And recognizing the crucial nature of this commitment, I wonder if you would take a few minutes to at least illustratively tell us about sort of the new Afghanistan, with a concern for human rights and the rights of ethnic and religious minorities, what has really gone right and what are you really very proud of having accomplished in this very important period, and what, if anything, has gone wrong, knowing, of course, that the U.S. will take the credit and the blame.
AMBASSADOR KHALILZAD: Thank you very much, Shirin. It's good to see you.
Of course, the situation in Afghanistan, in the course of the past year, has been a situation in transition. By definition, transition is a mixed situation, where there are things of the past and things of the future that are present together. With regard to the things that I am most pleased, most proud of that we have accomplished in the course of the past year that points to the future, I could point to many things, but two, in particular, come to mind.
One was my own participation in the opening of the school year on March 22nd in Afghanistan. I was very much moved personally by participating in several schools and their opening by the enthusiasm of little girls and boys with the slogan that "we want to learn" and to see that the United States of America, given my own background, had participated in facilitating that day.

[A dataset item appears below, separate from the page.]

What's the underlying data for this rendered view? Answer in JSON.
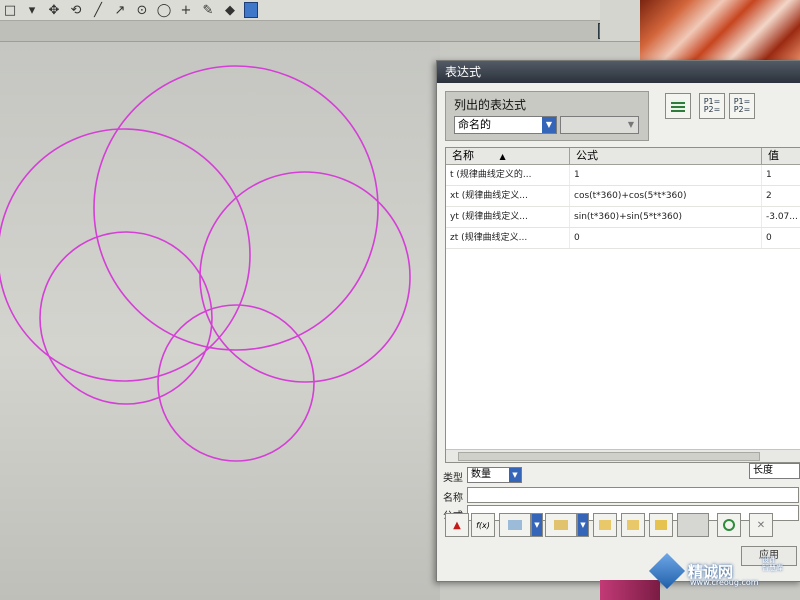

I think March 22nd was a very good day for Afghans, and I was very proud of that day.
Similarly, I was very proud, and very pleased, to be there, as I was, during the Loya Jirga. Now, the Bonn Agreement that laid the foundation for the political progress that Afghanistan is on the path of was as a result of an agreement among four groups.
The Loya Jirga I think was more representative than Bonn, but it was a stage, and I was very pleased and proud to see that the Afghans had stuck to the time schedule. The interim authority did not extend itself. As we have seen in many other countries, once you are in power, you do not make commitments. One cause of the conflict in the '90s was over this rotation that did not take place in time.

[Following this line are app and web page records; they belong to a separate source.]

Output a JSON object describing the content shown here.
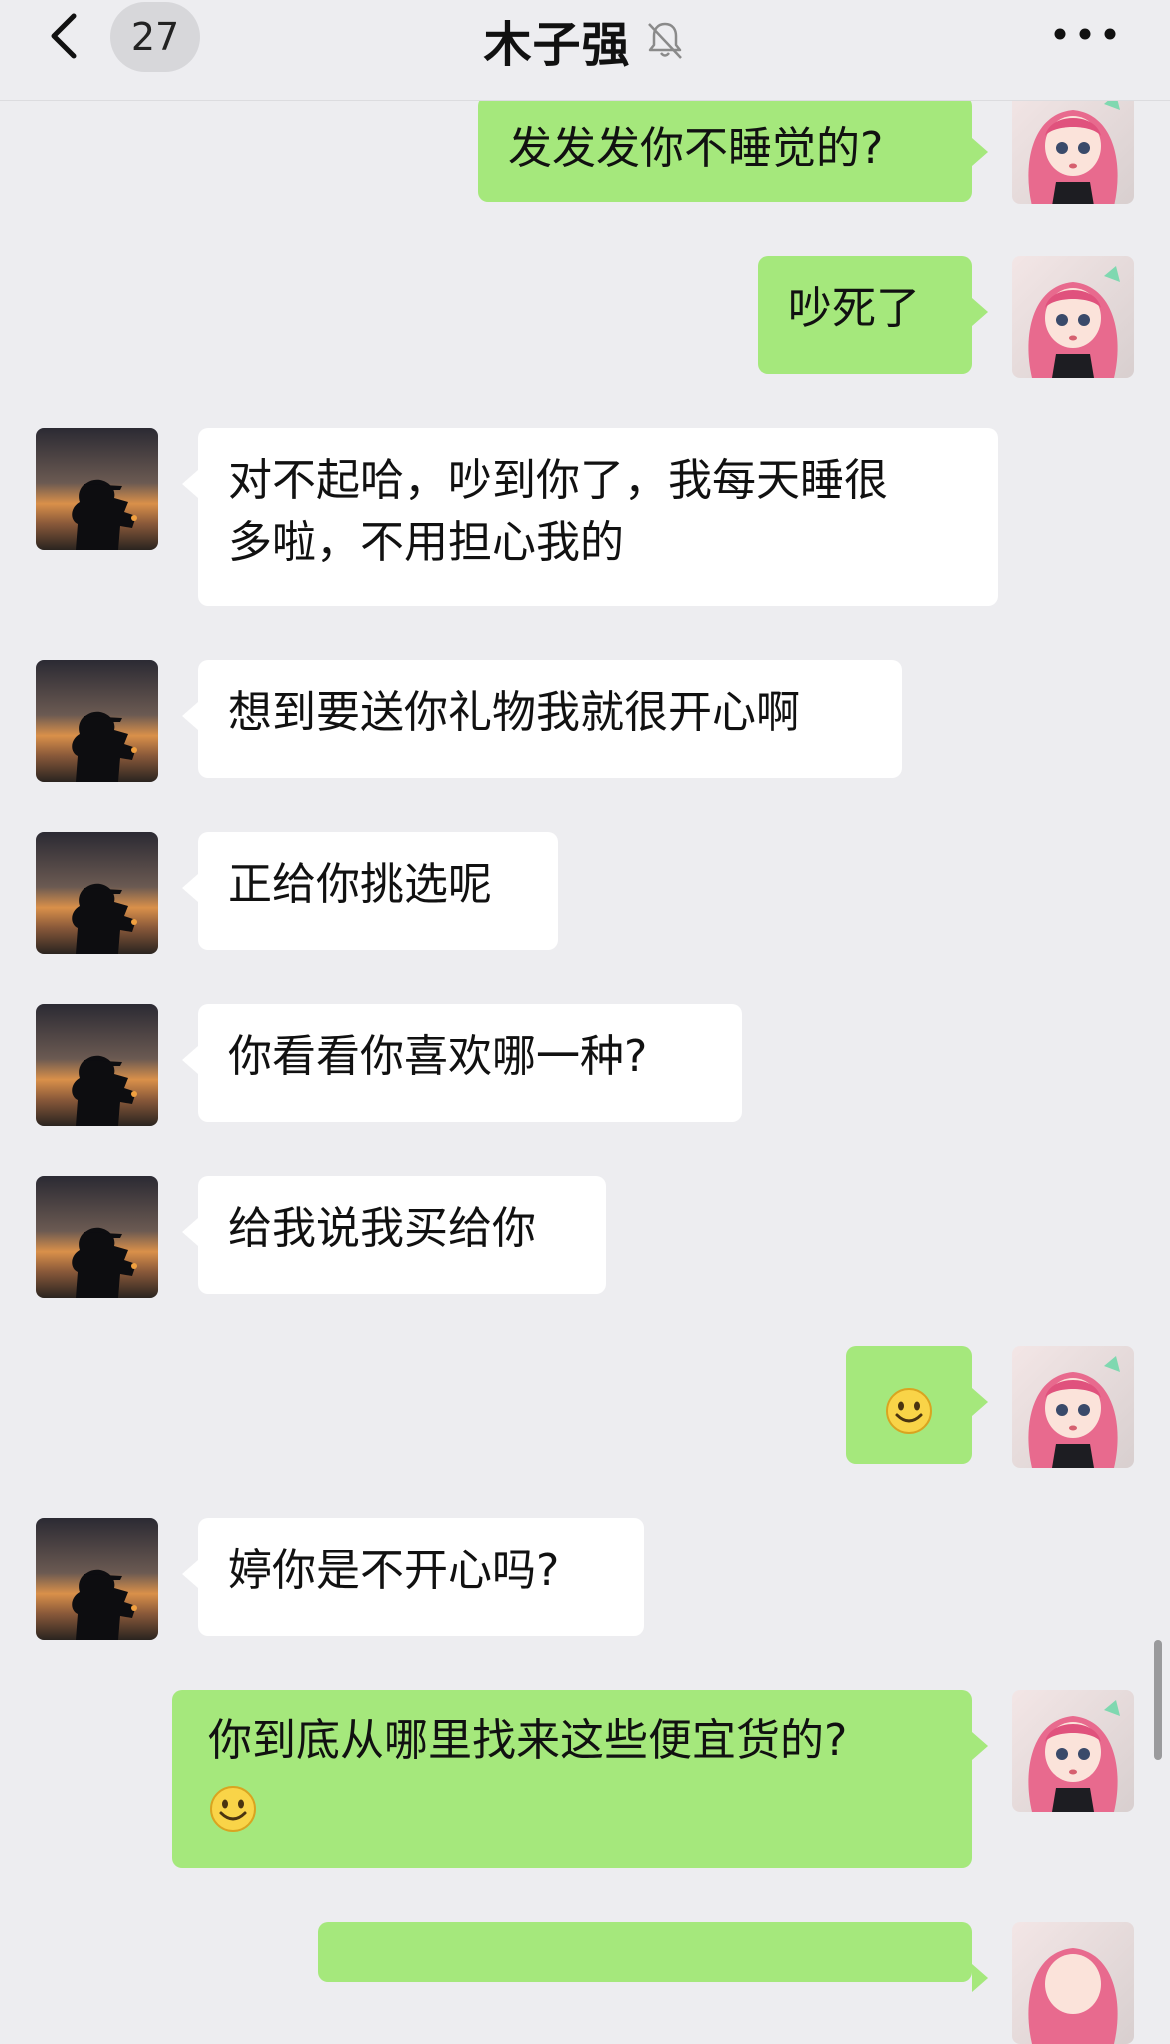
{
  "header": {
    "back_icon": "chevron-left-icon",
    "unread_count": "27",
    "title": "木子强",
    "mute_icon": "bell-muted-icon",
    "more_icon": "more-dots-icon"
  },
  "colors": {
    "background": "#ededf0",
    "sent_bubble": "#a5e87c",
    "received_bubble": "#ffffff"
  },
  "messages": [
    {
      "side": "right",
      "text": "发发发你不睡觉的?"
    },
    {
      "side": "right",
      "text": "吵死了"
    },
    {
      "side": "left",
      "line1": "对不起哈，吵到你了，我每天睡很",
      "line2": "多啦，不用担心我的"
    },
    {
      "side": "left",
      "text": "想到要送你礼物我就很开心啊"
    },
    {
      "side": "left",
      "text": "正给你挑选呢"
    },
    {
      "side": "left",
      "text": "你看看你喜欢哪一种?"
    },
    {
      "side": "left",
      "text": "给我说我买给你"
    },
    {
      "side": "right",
      "emoji": "smile-emoji"
    },
    {
      "side": "left",
      "text": "婷你是不开心吗?"
    },
    {
      "side": "right",
      "text": "你到底从哪里找来这些便宜货的?",
      "emoji": "smile-emoji"
    },
    {
      "side": "right",
      "text": ""
    }
  ]
}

And I was very pleased that, despite all of the problems that the Loya Jirga, the process had, and again because of the nature of the situation, which is a transitional situation, the Loya Jirga was held; a woman candidate that I referred to and a President was elected.

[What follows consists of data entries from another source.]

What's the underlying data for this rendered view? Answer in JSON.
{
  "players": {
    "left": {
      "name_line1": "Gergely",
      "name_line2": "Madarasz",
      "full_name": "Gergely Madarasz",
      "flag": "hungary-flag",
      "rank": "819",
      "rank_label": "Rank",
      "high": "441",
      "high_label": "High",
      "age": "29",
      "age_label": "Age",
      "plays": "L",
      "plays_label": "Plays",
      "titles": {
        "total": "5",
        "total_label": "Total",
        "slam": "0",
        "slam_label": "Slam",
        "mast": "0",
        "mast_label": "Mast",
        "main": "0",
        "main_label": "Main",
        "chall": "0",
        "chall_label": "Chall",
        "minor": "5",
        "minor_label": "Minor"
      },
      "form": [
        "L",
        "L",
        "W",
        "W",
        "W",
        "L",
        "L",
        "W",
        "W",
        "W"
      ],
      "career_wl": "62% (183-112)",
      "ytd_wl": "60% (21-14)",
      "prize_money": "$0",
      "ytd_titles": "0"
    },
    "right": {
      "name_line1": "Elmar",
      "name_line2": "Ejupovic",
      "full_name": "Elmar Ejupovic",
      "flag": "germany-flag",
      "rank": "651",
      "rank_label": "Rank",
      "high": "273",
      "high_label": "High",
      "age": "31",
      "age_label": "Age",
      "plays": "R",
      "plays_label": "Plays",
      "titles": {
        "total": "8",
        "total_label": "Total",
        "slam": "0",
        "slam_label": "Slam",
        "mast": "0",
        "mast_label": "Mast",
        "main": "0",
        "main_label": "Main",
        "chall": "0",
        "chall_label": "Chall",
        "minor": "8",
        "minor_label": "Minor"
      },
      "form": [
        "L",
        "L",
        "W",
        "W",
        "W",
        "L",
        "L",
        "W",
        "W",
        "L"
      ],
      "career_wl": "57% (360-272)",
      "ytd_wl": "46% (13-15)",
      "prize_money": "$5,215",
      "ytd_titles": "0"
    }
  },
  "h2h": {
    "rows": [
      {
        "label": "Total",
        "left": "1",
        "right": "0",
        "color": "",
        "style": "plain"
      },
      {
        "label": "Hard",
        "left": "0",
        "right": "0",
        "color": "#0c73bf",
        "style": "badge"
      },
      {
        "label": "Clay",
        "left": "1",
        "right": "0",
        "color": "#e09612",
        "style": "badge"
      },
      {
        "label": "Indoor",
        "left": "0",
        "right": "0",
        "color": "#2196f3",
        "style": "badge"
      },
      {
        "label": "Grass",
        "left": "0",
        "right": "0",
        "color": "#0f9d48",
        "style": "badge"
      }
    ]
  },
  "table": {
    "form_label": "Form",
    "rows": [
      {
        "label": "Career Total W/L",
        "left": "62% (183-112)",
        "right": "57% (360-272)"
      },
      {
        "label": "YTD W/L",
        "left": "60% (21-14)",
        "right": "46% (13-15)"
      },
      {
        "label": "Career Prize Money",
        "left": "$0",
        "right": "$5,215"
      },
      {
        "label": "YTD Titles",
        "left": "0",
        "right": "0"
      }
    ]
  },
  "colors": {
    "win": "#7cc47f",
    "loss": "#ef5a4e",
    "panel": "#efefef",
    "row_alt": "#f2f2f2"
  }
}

I think, certainly, the biggest success was getting rid of the Taliban as the ruling authority in Afghanistan, but there are, of course, problems to be sure. Again, I would have liked, personally, and I know some of my colleagues know this is a hobby horse of mine. I would have liked a much faster development on the economic front, on the building of the security institutions.
But while we can argue--and given that I'm an academic by background, I might always enjoy a good argument--that could things have been done somewhat faster or slightly differently, but I think, fundamentally, I believe that we are on the right path, building security institutions, judicial institutions, economic progress in Afghanistan, both at the local level, rural development, reviving Afghanistan's agriculture, as well as other institutions necessary to make Afghanistan work for Afghans and stand on its own feet and to play a prudent transitional role in assisting ourselves with our forces and the forces of other countries.
As I said, this has been a good year, compared to the last previous 20 years or so in Afghanistan. I am, like many of my Afghan friends, impatient for more progress. We would like to see more progress at a more rapid pace. That's good. But let's not forget where we were only 14 months ago and how far we have come in this time period, and I am pleased very much myself with the distance that we have traveled, but I recognize that we have a long way to go.
CHAIRPERSON GAER: Thank you, Dr. Khalilzad.
AMBASSADOR KHALILZAD: Thank you very much. Thank you.